Alfred Nobel dropped the newspaper and put his head in his hands. It was 1888. Nobel was a Swedish chemist who made his fortune inventing and producing dynamite. His brother Ludvig had died in France. But now Alfred’s grief was compounded by dismay. He’d just read an obituary in a French newspaper—not his brother’s obituary, but his! An editor had confused the brothers. The headline read, “The Merchant of Death Is Dead.” Alfred Nobel’s obituary described a man who had gotten rich by helping people kill one another. Shaken by this appraisal of his life, when he died eight years later, he left more than $9 million to fund awards for people whose work benefited humanity. The awards became known as the Nobel Prize.
Alfred Nobel had a rare opportunity—to look at the assessment of his life at its end and still have the chance to change it. Before his life was over, Nobel made sure he had invested his wealth in something of lasting value.
Ask yourself, “Five minutes after I die, what will I wish I would have given away while I still had the chance?” When you come up with an answer, why not give it away now? Why not spend the rest of our lives closing the gap between what we’ll wish we would have given and what we really are giving?
Nobel managed to change his legacy in this world.

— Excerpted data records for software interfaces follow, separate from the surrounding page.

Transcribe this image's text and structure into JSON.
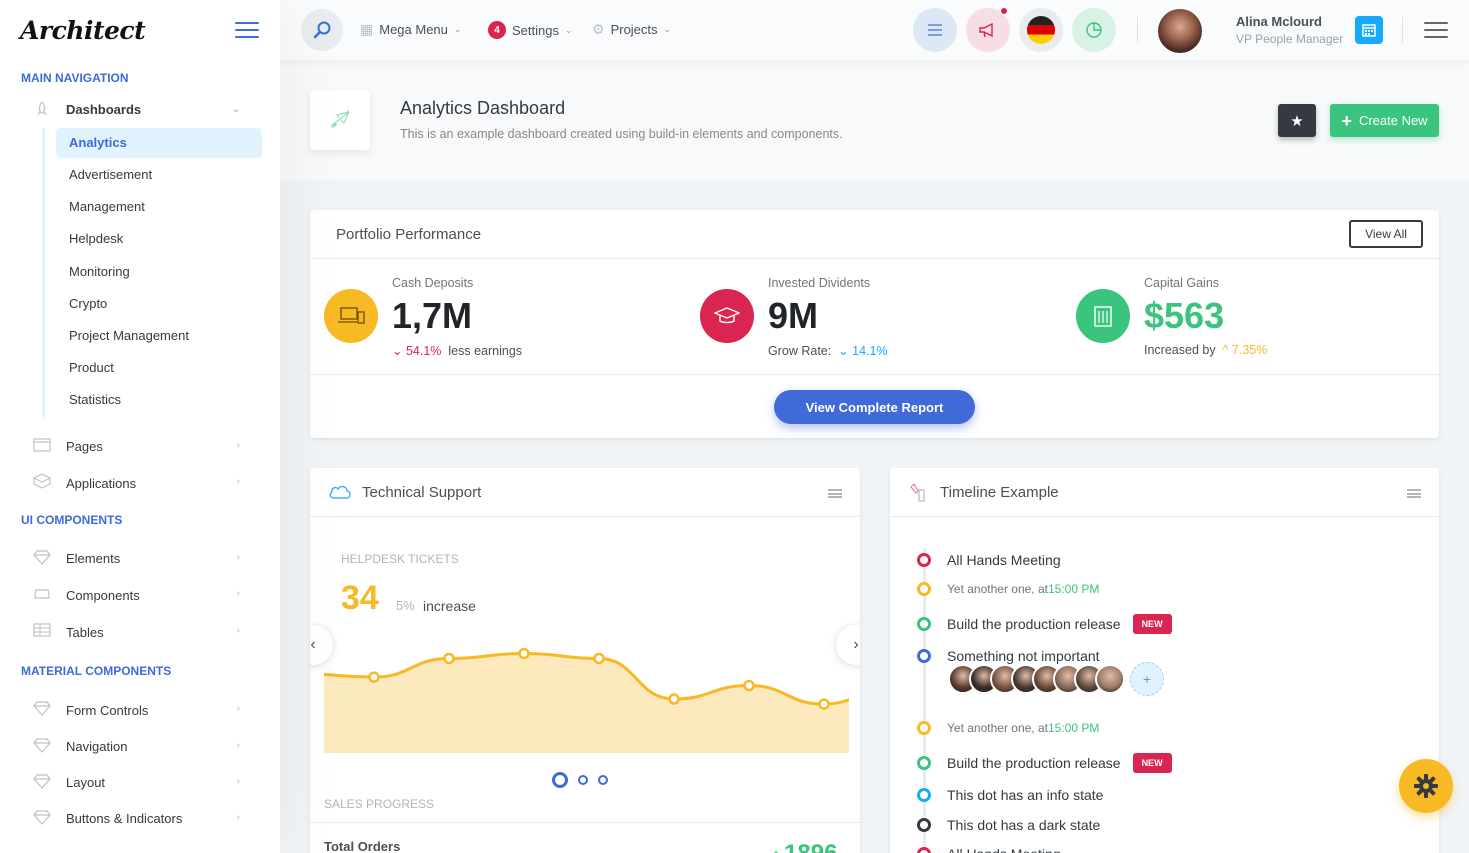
{
  "logo": "Architect",
  "sidebar": {
    "main_heading": "MAIN NAVIGATION",
    "dashboards_label": "Dashboards",
    "dashboard_items": [
      "Analytics",
      "Advertisement",
      "Management",
      "Helpdesk",
      "Monitoring",
      "Crypto",
      "Project Management",
      "Product",
      "Statistics"
    ],
    "pages_label": "Pages",
    "applications_label": "Applications",
    "ui_heading": "UI COMPONENTS",
    "ui_items": [
      "Elements",
      "Components",
      "Tables"
    ],
    "material_heading": "MATERIAL COMPONENTS",
    "material_items": [
      "Form Controls",
      "Navigation",
      "Layout",
      "Buttons & Indicators"
    ]
  },
  "header": {
    "mega_menu": "Mega Menu",
    "settings": "Settings",
    "settings_badge": "4",
    "projects": "Projects",
    "user_name": "Alina Mclourd",
    "user_role": "VP People Manager",
    "flag": "german-flag-icon"
  },
  "page_title": {
    "heading": "Analytics Dashboard",
    "subheading": "This is an example dashboard created using build-in elements and components.",
    "create_label": "Create New"
  },
  "portfolio": {
    "title": "Portfolio Performance",
    "view_all": "View All",
    "stats": [
      {
        "label": "Cash Deposits",
        "value": "1,7M",
        "change": "54.1%",
        "note": "less earnings",
        "icon_color": "#f7b924"
      },
      {
        "label": "Invested Dividents",
        "value": "9M",
        "prefix": "Grow Rate:",
        "change": "14.1%",
        "icon_color": "#d92550"
      },
      {
        "label": "Capital Gains",
        "value": "$563",
        "prefix": "Increased by",
        "change": "7.35%",
        "icon_color": "#3ac47d"
      }
    ],
    "report_button": "View Complete Report"
  },
  "tech_support": {
    "title": "Technical Support",
    "helpdesk_label": "HELPDESK TICKETS",
    "tickets": "34",
    "tickets_pct": "5%",
    "tickets_word": "increase",
    "sales_label": "SALES PROGRESS",
    "total_orders_label": "Total Orders",
    "total_orders_value": "1896"
  },
  "chart_data": {
    "type": "area",
    "title": "",
    "xlabel": "",
    "ylabel": "",
    "values": [
      47,
      45,
      56,
      59,
      56,
      32,
      40,
      29,
      42
    ],
    "ylim": [
      0,
      80
    ],
    "color": "#f7b924",
    "fill": "#fce9bd"
  },
  "timeline": {
    "title": "Timeline Example",
    "items": [
      {
        "kind": "title",
        "text": "All Hands Meeting",
        "color": "#d92550"
      },
      {
        "kind": "sub",
        "text": "Yet another one, at ",
        "time": "15:00 PM",
        "color": "#f7b924"
      },
      {
        "kind": "title",
        "text": "Build the production release",
        "badge": "NEW",
        "color": "#3ac47d"
      },
      {
        "kind": "title",
        "text": "Something not important",
        "color": "#3f6ad8"
      },
      {
        "kind": "sub",
        "text": "Yet another one, at ",
        "time": "15:00 PM",
        "color": "#f7b924"
      },
      {
        "kind": "title",
        "text": "Build the production release",
        "badge": "NEW",
        "color": "#3ac47d"
      },
      {
        "kind": "title",
        "text": "This dot has an info state",
        "color": "#16aaff"
      },
      {
        "kind": "title",
        "text": "This dot has a dark state",
        "color": "#343a40"
      },
      {
        "kind": "title",
        "text": "All Hands Meeting",
        "color": "#d92550"
      }
    ],
    "avatar_count": 8
  }
}
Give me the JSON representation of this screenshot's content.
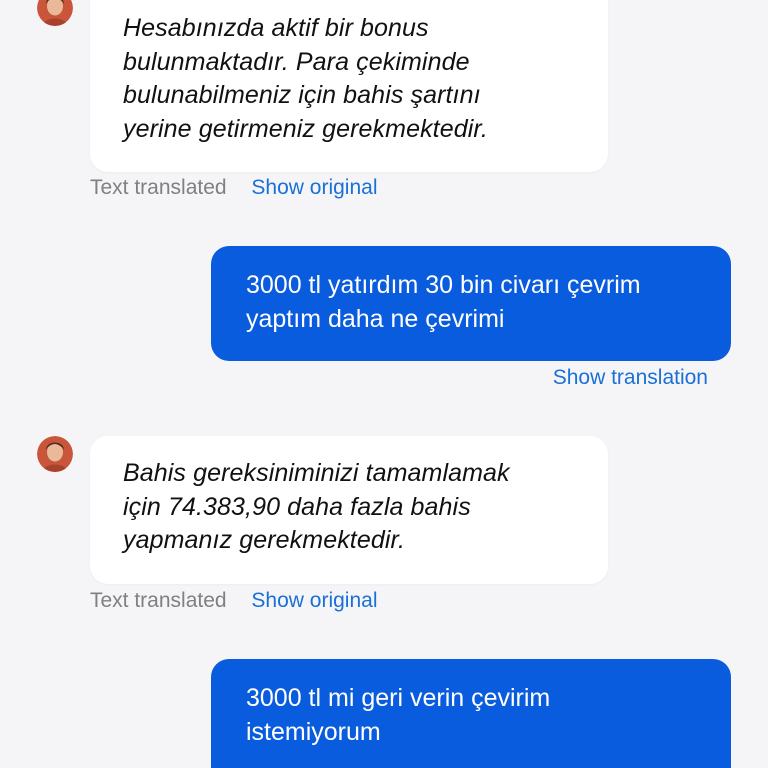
{
  "colors": {
    "background": "#f5f5f7",
    "incoming_bubble": "#ffffff",
    "outgoing_bubble": "#0a5cde",
    "link": "#1a6fd9",
    "muted": "#808080"
  },
  "messages": [
    {
      "direction": "incoming",
      "lines": [
        "Hesabınızda aktif bir bonus",
        "bulunmaktadır. Para çekiminde",
        "bulunabilmeniz için bahis şartını",
        "yerine getirmeniz gerekmektedir."
      ],
      "status": "Text translated",
      "action": "Show original"
    },
    {
      "direction": "outgoing",
      "lines": [
        "3000 tl yatırdım 30 bin civarı çevrim",
        "yaptım daha ne çevrimi"
      ],
      "action": "Show translation"
    },
    {
      "direction": "incoming",
      "lines": [
        "Bahis gereksiniminizi tamamlamak",
        "için 74.383,90 daha fazla bahis",
        "yapmanız gerekmektedir."
      ],
      "status": "Text translated",
      "action": "Show original"
    },
    {
      "direction": "outgoing",
      "lines": [
        "3000 tl mi geri verin çevirim",
        "istemiyorum"
      ]
    }
  ]
}
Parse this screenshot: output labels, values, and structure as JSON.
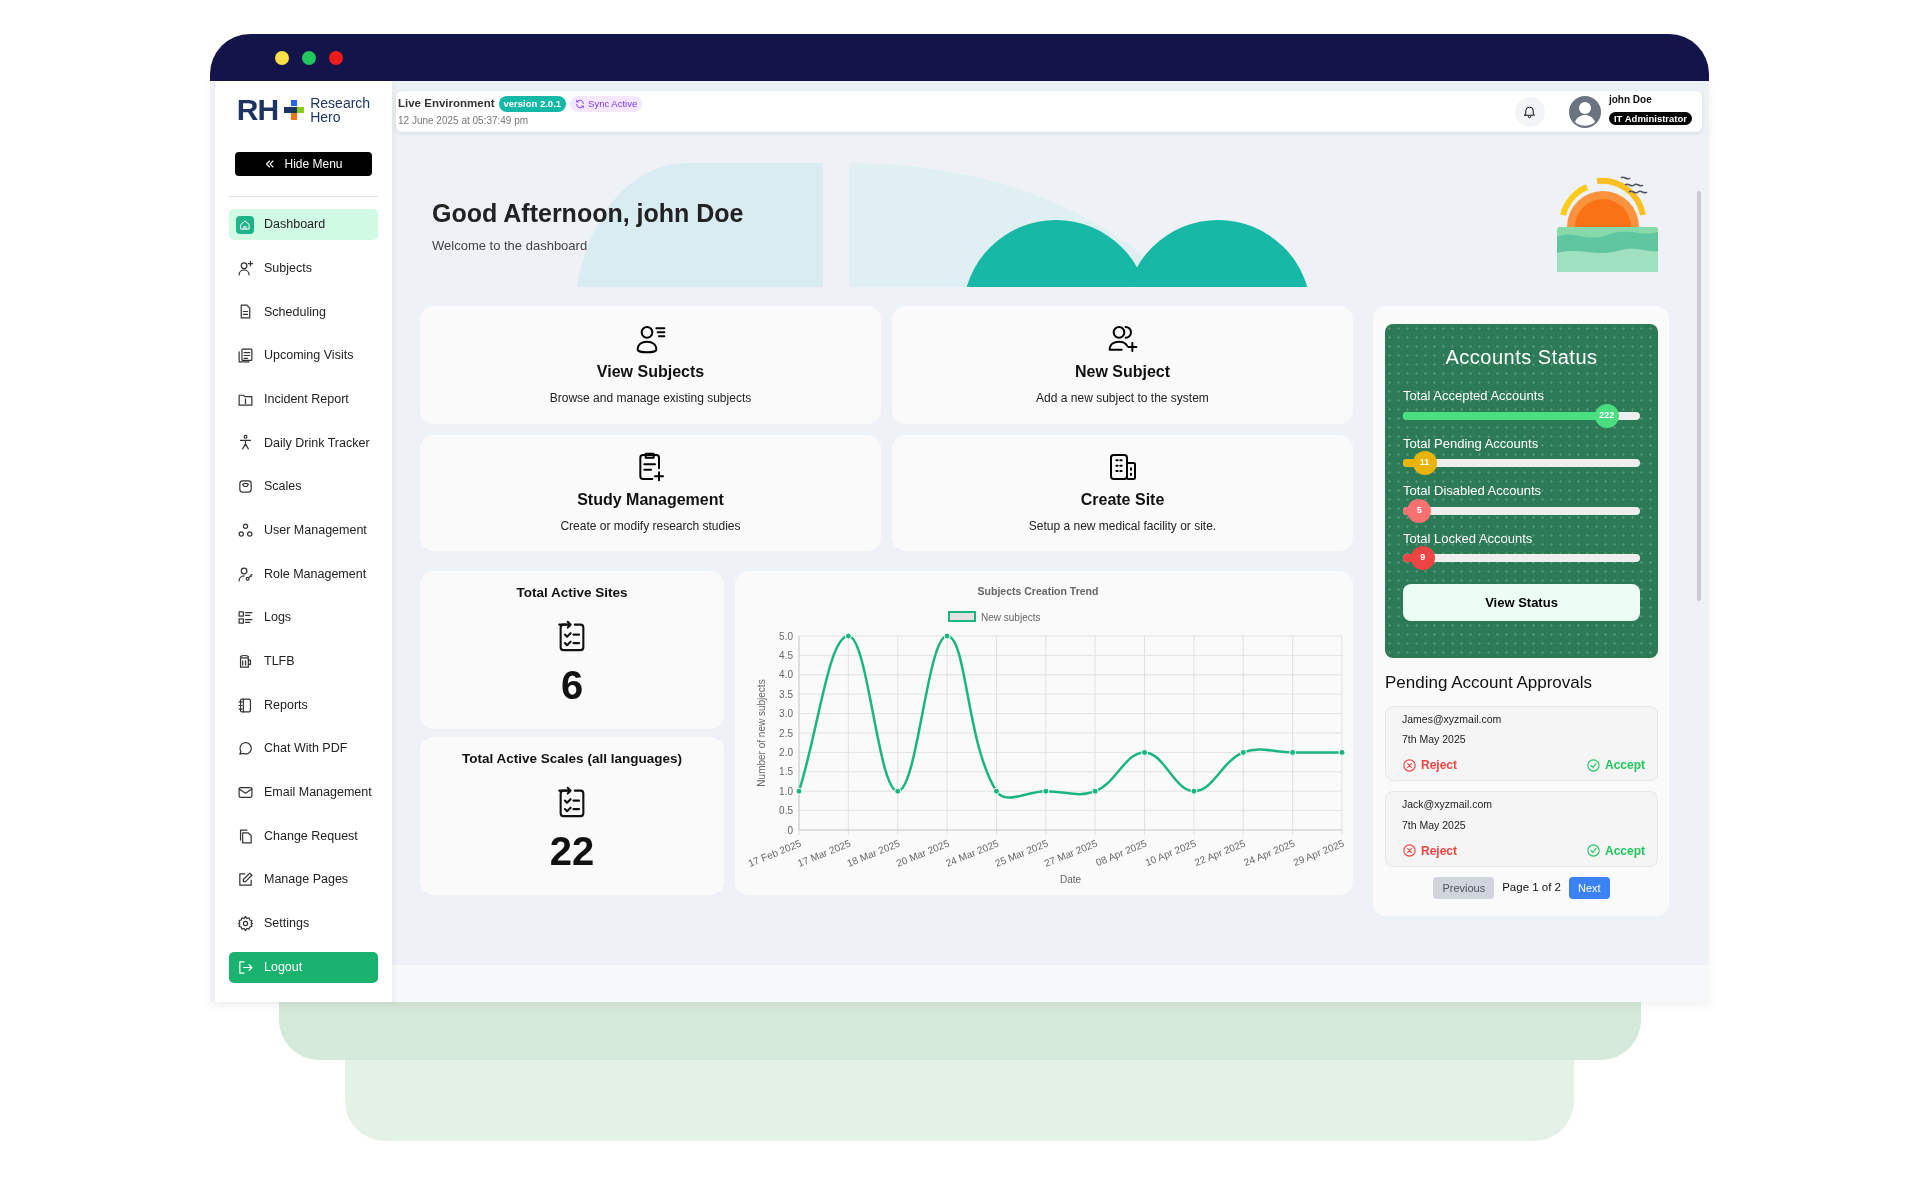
{
  "sidebar": {
    "brand": {
      "mark": "RH",
      "name_lines": [
        "Research",
        "Hero"
      ]
    },
    "hide_button": "Hide Menu",
    "items": [
      {
        "label": "Dashboard",
        "selected": true
      },
      {
        "label": "Subjects",
        "selected": false
      },
      {
        "label": "Scheduling",
        "selected": false
      },
      {
        "label": "Upcoming Visits",
        "selected": false
      },
      {
        "label": "Incident Report",
        "selected": false
      },
      {
        "label": "Daily Drink Tracker",
        "selected": false
      },
      {
        "label": "Scales",
        "selected": false
      },
      {
        "label": "User Management",
        "selected": false
      },
      {
        "label": "Role Management",
        "selected": false
      },
      {
        "label": "Logs",
        "selected": false
      },
      {
        "label": "TLFB",
        "selected": false
      },
      {
        "label": "Reports",
        "selected": false
      },
      {
        "label": "Chat With PDF",
        "selected": false
      },
      {
        "label": "Email Management",
        "selected": false
      },
      {
        "label": "Change Request",
        "selected": false
      },
      {
        "label": "Manage Pages",
        "selected": false
      },
      {
        "label": "Settings",
        "selected": false
      }
    ],
    "logout": "Logout"
  },
  "header": {
    "environment": "Live Environment",
    "version": "version 2.0.1",
    "sync": "Sync Active",
    "timestamp": "12 June 2025 at 05:37:49 pm",
    "user": {
      "name": "john Doe",
      "role": "IT Administrator"
    }
  },
  "hero": {
    "greeting": "Good Afternoon, john Doe",
    "subtitle": "Welcome to the dashboard"
  },
  "actions": [
    {
      "title": "View Subjects",
      "description": "Browse and manage existing subjects"
    },
    {
      "title": "New Subject",
      "description": "Add a new subject to the system"
    },
    {
      "title": "Study Management",
      "description": "Create or modify research studies"
    },
    {
      "title": "Create Site",
      "description": "Setup a new medical facility or site."
    }
  ],
  "stats": [
    {
      "label": "Total Active Sites",
      "value": "6"
    },
    {
      "label": "Total Active Scales (all languages)",
      "value": "22"
    }
  ],
  "trend": {
    "chart_data": {
      "type": "line",
      "title": "Subjects Creation Trend",
      "xlabel": "Date",
      "ylabel": "Number of new subjects",
      "categories": [
        "17 Feb 2025",
        "17 Mar 2025",
        "18 Mar 2025",
        "20 Mar 2025",
        "24 Mar 2025",
        "25 Mar 2025",
        "27 Mar 2025",
        "08 Apr 2025",
        "10 Apr 2025",
        "22 Apr 2025",
        "24 Apr 2025",
        "29 Apr 2025"
      ],
      "series": [
        {
          "name": "New subjects",
          "color": "#1ab67e",
          "values": [
            1,
            5,
            1,
            5,
            1,
            1,
            1,
            2,
            1,
            2,
            2,
            2
          ]
        }
      ],
      "ylim": [
        0,
        5
      ],
      "grid": true,
      "marker": true,
      "yticks": [
        0,
        0.5,
        {
          "value": 1,
          "label": "1.0"
        },
        1.5,
        {
          "value": 2,
          "label": "2.0"
        },
        2.5,
        {
          "value": 3,
          "label": "3.0"
        },
        3.5,
        {
          "value": 4,
          "label": "4.0"
        },
        4.5,
        {
          "value": 5,
          "label": "5.0"
        }
      ]
    }
  },
  "accounts_status": {
    "title": "Accounts Status",
    "meters": [
      {
        "label": "Total Accepted Accounts",
        "reading": "222",
        "level": 0.9,
        "color": "#4ade80"
      },
      {
        "label": "Total Pending Accounts",
        "reading": "11",
        "level": 0.045,
        "color": "#eab308"
      },
      {
        "label": "Total Disabled Accounts",
        "reading": "5",
        "level": 0.02,
        "color": "#f87171"
      },
      {
        "label": "Total Locked Accounts",
        "reading": "9",
        "level": 0.036,
        "color": "#ef4444"
      }
    ],
    "button": "View Status"
  },
  "approvals": {
    "title": "Pending Account Approvals",
    "items": [
      {
        "email": "James@xyzmail.com",
        "date": "7th May 2025",
        "reject": "Reject",
        "accept": "Accept"
      },
      {
        "email": "Jack@xyzmail.com",
        "date": "7th May 2025",
        "reject": "Reject",
        "accept": "Accept"
      }
    ],
    "pagination": {
      "previous": {
        "label": "Previous",
        "disabled": true
      },
      "page": "Page 1 of 2",
      "next": {
        "label": "Next",
        "disabled": false
      }
    }
  }
}
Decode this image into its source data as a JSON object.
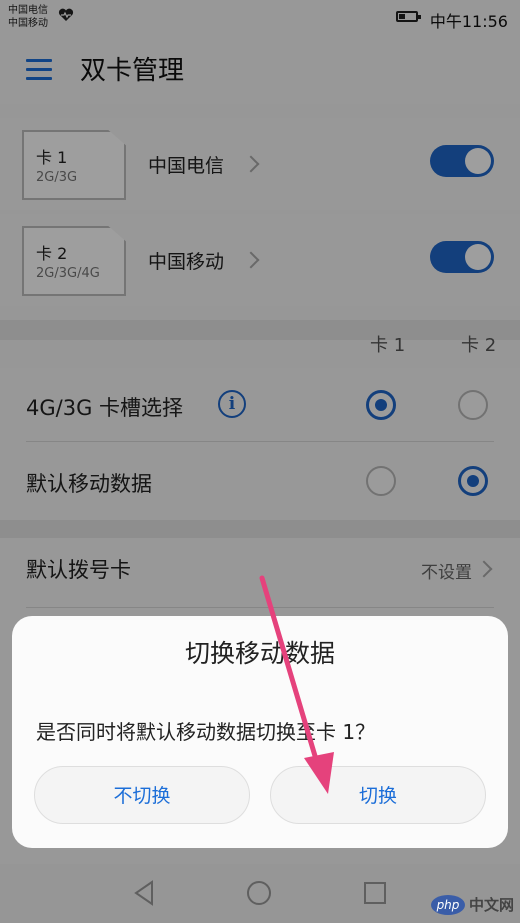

We have the far more strategic opportunity to change our legacy in the world to come.